Do you want to learn more about the ingredients for making whisky? Here is an excellent guide.

Terroir and the Role of Peat and Smoke

Terroir, a concept often associated with wine, refers to the influence of a region’s unique environmental conditions on the flavour and character of an agricultural product. In the case of whisky, terroir encompasses factors such as climate, soil, and even the local flora, which contribute to the distinctive characteristics of the spirit. One of the most intriguing terroir elements in whisky production is the use of peat and smoke.

Peat: Peat is an accumulation of partially decayed organic matter found in waterlogged areas, such as bogs and marshes. When dried and burned, peat produces a distinct smoky aroma and flavour. In regions where peat is abundant, such as Scotland’s Islay, it has become an integral part of whisky production. Peat is often used to dry malted barley before the fermentation process, infusing the grains with its characteristic smokiness.

Smoke: Smoke, in the context of whisky, refers to the interaction between the peat smoke and the malted barley. As the barley is exposed to the peat smoke during the drying process, it absorbs the smoky compounds, which are carried through the entire production journey, from mashing and fermentation to distillation and ageing. This imparts a signature smoky flavour to the whisky, which can range from subtle hints to intense, pervasive smokiness.

Terroir’s Impact on Flavor Profiles

The use of peat and smoke in whisky production exemplifies how terroir can significantly impact flavour profiles. In regions where peat is not readily available, such as the Lowlands of Scotland or the plains of Kentucky, whiskies tend to exhibit milder, sweeter profiles due to the absence of the strong smoky influence. Conversely, in regions with a tradition of peat use, such as Islay, the earthy and maritime elements of the terroir combine with the peat smoke to create bold and distinctively smoky whiskies.

Bourbon: A Distinctive Case

Bourbon, often hailed as America’s native spirit, is a subset of whisky that has its own unique story to tell in the realm of terroir and flavour development. To be labelled as bourbon, the spirit must adhere to specific regulations, including being made from a mash bill containing at least 51% corn and aged in new charred oak barrels.

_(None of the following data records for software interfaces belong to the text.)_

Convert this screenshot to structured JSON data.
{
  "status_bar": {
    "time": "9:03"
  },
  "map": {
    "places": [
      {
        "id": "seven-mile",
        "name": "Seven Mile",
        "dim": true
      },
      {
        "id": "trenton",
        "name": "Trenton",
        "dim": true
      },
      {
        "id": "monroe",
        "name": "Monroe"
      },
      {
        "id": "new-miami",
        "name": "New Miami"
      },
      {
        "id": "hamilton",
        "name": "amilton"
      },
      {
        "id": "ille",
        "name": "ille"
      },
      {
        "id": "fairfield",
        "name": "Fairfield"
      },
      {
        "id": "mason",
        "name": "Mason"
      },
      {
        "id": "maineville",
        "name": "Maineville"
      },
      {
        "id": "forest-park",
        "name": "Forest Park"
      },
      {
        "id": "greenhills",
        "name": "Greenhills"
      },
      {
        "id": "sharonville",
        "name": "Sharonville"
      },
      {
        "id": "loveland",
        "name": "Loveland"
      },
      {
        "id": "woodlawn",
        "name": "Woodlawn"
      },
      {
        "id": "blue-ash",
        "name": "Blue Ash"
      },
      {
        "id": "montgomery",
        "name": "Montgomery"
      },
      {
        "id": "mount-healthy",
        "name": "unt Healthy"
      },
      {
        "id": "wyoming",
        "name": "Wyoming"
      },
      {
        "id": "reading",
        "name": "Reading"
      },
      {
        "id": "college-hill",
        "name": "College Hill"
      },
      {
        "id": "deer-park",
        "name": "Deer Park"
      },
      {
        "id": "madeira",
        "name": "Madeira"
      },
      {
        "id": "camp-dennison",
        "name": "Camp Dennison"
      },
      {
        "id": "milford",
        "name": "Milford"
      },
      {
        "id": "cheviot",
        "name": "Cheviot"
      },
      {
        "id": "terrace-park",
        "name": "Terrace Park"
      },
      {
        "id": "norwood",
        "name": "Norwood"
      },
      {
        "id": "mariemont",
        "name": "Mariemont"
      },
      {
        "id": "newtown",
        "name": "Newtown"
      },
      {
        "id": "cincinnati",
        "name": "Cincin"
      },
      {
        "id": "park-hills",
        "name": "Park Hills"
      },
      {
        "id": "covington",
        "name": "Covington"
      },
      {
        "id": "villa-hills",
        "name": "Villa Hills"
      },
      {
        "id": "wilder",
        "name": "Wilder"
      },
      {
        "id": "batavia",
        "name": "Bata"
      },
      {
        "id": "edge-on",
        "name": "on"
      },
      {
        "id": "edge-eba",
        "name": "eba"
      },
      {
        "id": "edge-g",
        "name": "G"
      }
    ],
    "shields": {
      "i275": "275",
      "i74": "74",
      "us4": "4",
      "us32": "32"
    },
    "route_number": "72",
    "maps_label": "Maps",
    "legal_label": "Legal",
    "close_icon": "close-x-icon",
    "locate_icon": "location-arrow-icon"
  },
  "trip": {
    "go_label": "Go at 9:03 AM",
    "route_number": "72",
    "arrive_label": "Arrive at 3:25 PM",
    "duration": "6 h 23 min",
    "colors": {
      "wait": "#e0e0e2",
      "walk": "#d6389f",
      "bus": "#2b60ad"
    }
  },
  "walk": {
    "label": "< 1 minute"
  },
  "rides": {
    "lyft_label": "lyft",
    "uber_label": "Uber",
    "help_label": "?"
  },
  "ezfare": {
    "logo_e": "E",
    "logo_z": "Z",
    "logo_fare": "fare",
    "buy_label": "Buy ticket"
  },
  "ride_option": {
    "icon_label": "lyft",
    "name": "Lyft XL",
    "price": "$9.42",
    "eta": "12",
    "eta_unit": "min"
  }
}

The influence of terroir on bourbon is particularly fascinating, as the use of new barrels for ageing means that the interaction between the spirit and wood plays a crucial role in flavour development. The charred oak barrels lend vanilla, caramel, and spice notes to the bourbon, and the climate of the ageing environment also imparts distinct characteristics.

Pro Tip: Here is a comprehensive article about bourbon that is worth reading: Best Bourbons Under $100 in 2023 – The Ultimate List.


Whisky’s journey from grains and water to the richly flavoured spirit in your glass is a complex process that involves a delicate dance between ingredients, production techniques, and terroir. The use of peat and smoke introduces an additional layer of intrigue, offering whisky enthusiasts a diverse spectrum of flavours that are influenced by the unique geographical and environmental conditions of each distillery’s location. Whether you’re sipping on a peat-forward Islay Scotch, a mellow Kentucky bourbon, or any other whisky variety, appreciating the impact of terroir on flavour profiles adds an extra dimension to the enjoyment of this beloved spirit. So, the next time you raise a glass of whisky, take a moment to ponder the natural elements that have contributed to its remarkable complexity and depth of character.